When the 2014 season began, one of the most pressing questions surrounded Tony Stewart’s return to competition and how the three-time Sprint Cup Series champion would hold up while not fully recovered from a broken leg that forced him to miss the latter part of last season.
Stewart, one of the toughest and most talented guys in the sport, went the distance throughout Daytona Speedweeks and quickly proved to be up to the task of wheeling a 3,300-pound stock car for the first time since August. This, all while, by his own admission, being only about 65 percent healed from a double compound fracture of his right leg suffered in sprint car crash now more than seven months ago.
Sunday’s Food City 500 at fast, high-banked Bristol Motor Speedway presents by far Stewart’s most difficult task of the young season, however.
Bristol, one of the two or three most physically demanding tracks on the Sprint Cup Series schedule, features two super-short straightaways that connect sweeping turns banked between 24 and 28 degrees.
Drivers have toured the .533-mile layout in fewer than 15 seconds at average lap speeds a shade under 130 mph, and spend about as much time with their right foot on the brake as the gas — a rigorous exercise for those in top physical condition, much less someone who underwent three surgeries on top of months of rehab, and spent several weeks riding around on a scooter to get from Point A to Point B in the Sprint Cup Series garage.
Stewart, though, in typical fashion for a guy nicknamed "Smoke," is downplaying the depth of the challenge that awaits him this weekend at a place where racing has been compared with flying fighter jets in a gymnasium.
"Being out of my Bass Pro Shops/Mobil 1 Chevy is what bothered me more than anything," said Stewart, the co-owner of Stewart-Haas Racing, which fields four full-time Sprint Cup Series teams. "I’ve had injuries before. I’ve had broken hands and raced dirt cars and stock cars. I’ve had broken bones that weren’t healed 100 percent, and still went out and did what we needed to do. This was just a bigger setback. This was one that I didn’t have a choice of being in the car and fighting through it. This was one where the ante was up a little bit.
"Honestly, there hasn’t been one day or night where I’ve sat and questioned whether it’s what I wanted to do or whether it was something I could do. It was just, when can we do it? I just want to be 100 percent, and we’re pushing toward that. The passion and desire I have for the sport, that’s never wavered, and that’s what gets you through some of this stuff."
But what about going 500 laps at Bristol, a place where Stewart will be required to turn left 1,000 times — twice per lap — assuming he’s on the lead lap and running at race end?
"People that want to compete, want to compete," Stewart said. "They fight through injuries, they persevere, they work hard to get back where they want to be, and this is no different. There’s nothing about this process that has taken away my desire to do what I want to do. You don’t live for what could happen. You live for what you can make happen."

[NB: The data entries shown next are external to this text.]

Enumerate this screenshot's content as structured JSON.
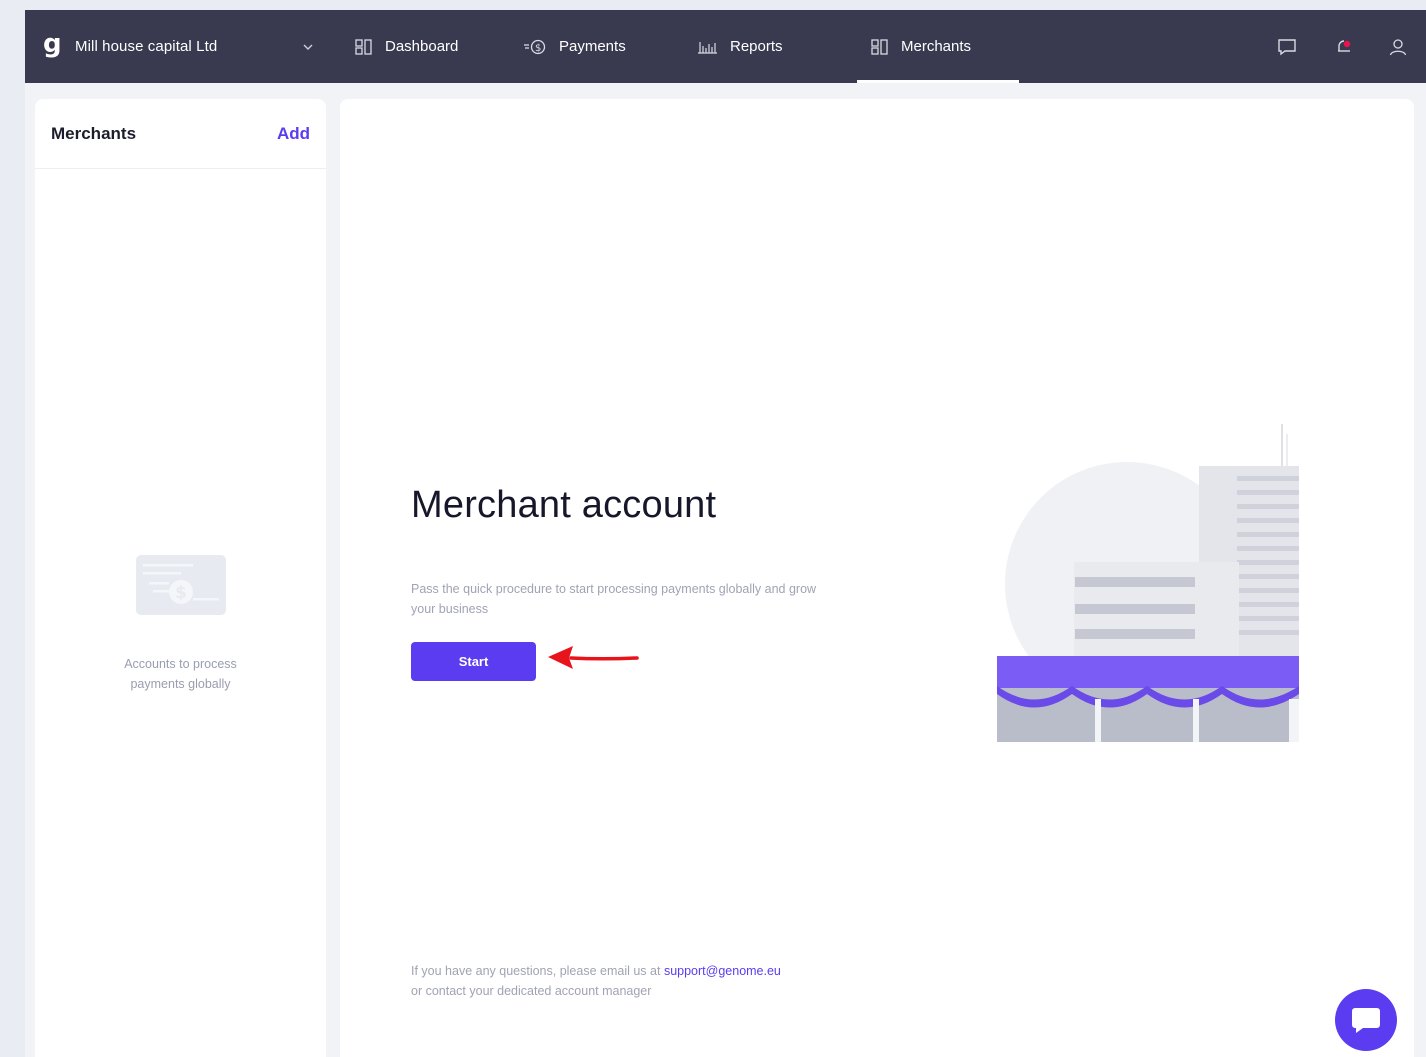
{
  "header": {
    "company_name": "Mill house capital Ltd",
    "nav": [
      {
        "label": "Dashboard",
        "icon": "dashboard-icon"
      },
      {
        "label": "Payments",
        "icon": "payments-icon"
      },
      {
        "label": "Reports",
        "icon": "reports-icon"
      },
      {
        "label": "Merchants",
        "icon": "merchants-icon",
        "active": true
      }
    ],
    "right_icons": [
      "chat-icon",
      "notification-bell-icon",
      "user-profile-icon"
    ]
  },
  "sidebar": {
    "title": "Merchants",
    "add_label": "Add",
    "empty_text": "Accounts to process payments globally",
    "empty_icon": "payment-card-icon"
  },
  "main": {
    "title": "Merchant account",
    "description": "Pass the quick procedure  to start processing payments globally and grow your business",
    "start_label": "Start",
    "footer_text": "If you have any questions, please email us at",
    "support_email": "support@genome.eu",
    "footer_text2": "or contact your dedicated account manager"
  },
  "colors": {
    "topbar": "#393a4f",
    "accent": "#5b3cf0",
    "background": "#e9edf3",
    "annotation_arrow": "#e8141b"
  }
}
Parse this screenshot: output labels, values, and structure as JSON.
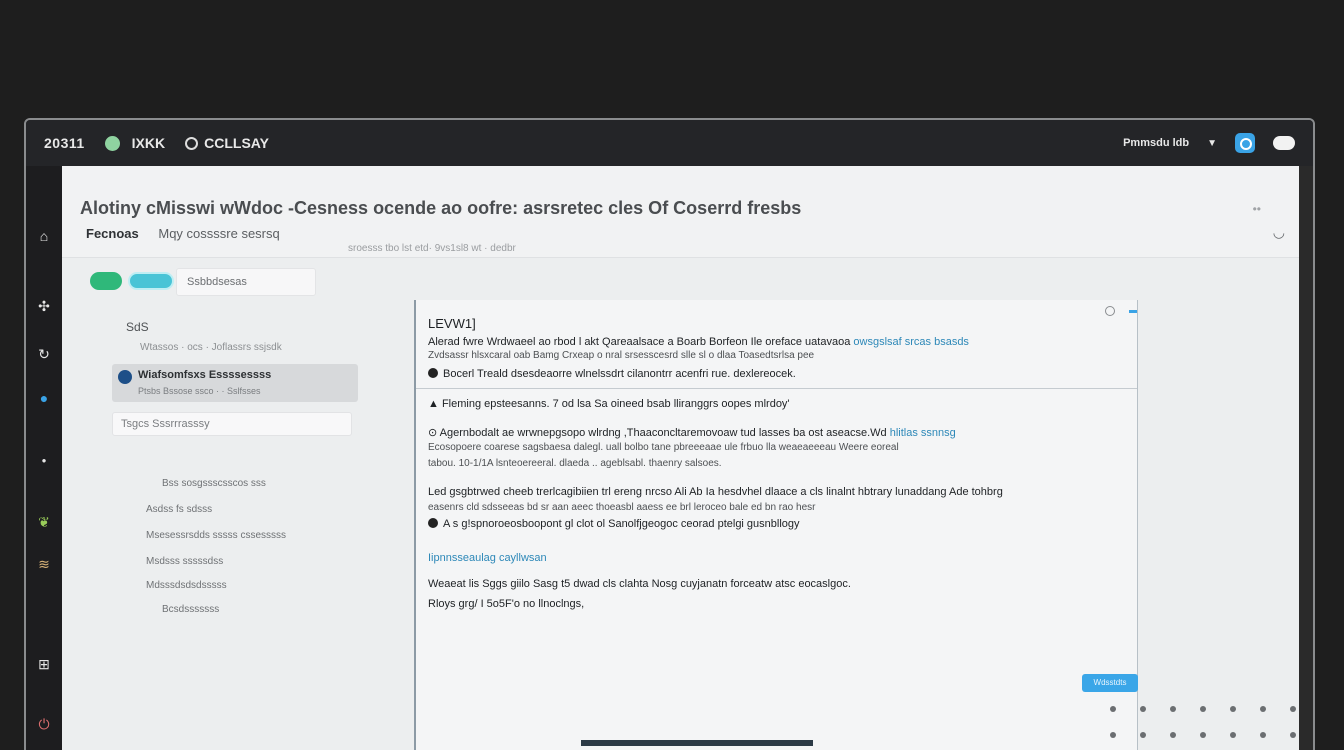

Stewart needs to make something big happen this weekend, especially considering the tough start he’s endured this season, at least from a results standpoint. In three races, the Indiana native has posted finishes of 35th, 16th and 33rd. Stewart, in his first season with crew chief Chad Johnston, sits a lowly 27th in points.
Last Sunday’s race at Las Vegas Motor Speedway, a track where Stewart won in 2012, was particularly troubling as the veteran driver battled a loose car from the drop of the green flag and finished four laps down.
Bristol, physical challenges aside, figures to be another test for Stewart, who hasn’t notched a top-10 finish at the Tennessee short track since 2010. Stewart’s lone win in 29 starts at Thunder Valley came in the fall of 2001.
"It’s a place where it’s hard to have a good day," Stewart said. "There are so many variables that can go wrong at Bristol versus other tracks. If you have that one bad incident that gets you in the back, it’s hard to recover from that. There are guys who have done it and do a good job at it, but you have to have a great race car to be able to recover from something bad, especially if you get laps down.
"It’s like going from the bottom of the mountain and climbing and climbing and not getting anywhere. You fight and fight and fight, and at the end of the day you’re right where you were when you had your problem."
Stewart can only hope that his fortunes at Bristol — and his season, in general — will take a turn for the better on Sunday.
"Bristol is one of those places where you’ve got to have everything kind of go your way," he said. "If you have one hiccup, it’s hard to recover from it. We’ve only won one race there, and we’ve kind of been all over the board. It’s been feast or famine for us. It’s like if you have one problem in the first half of the race, it’s hard to recover from it. It makes for a very long day. We’ve had more long days than good days."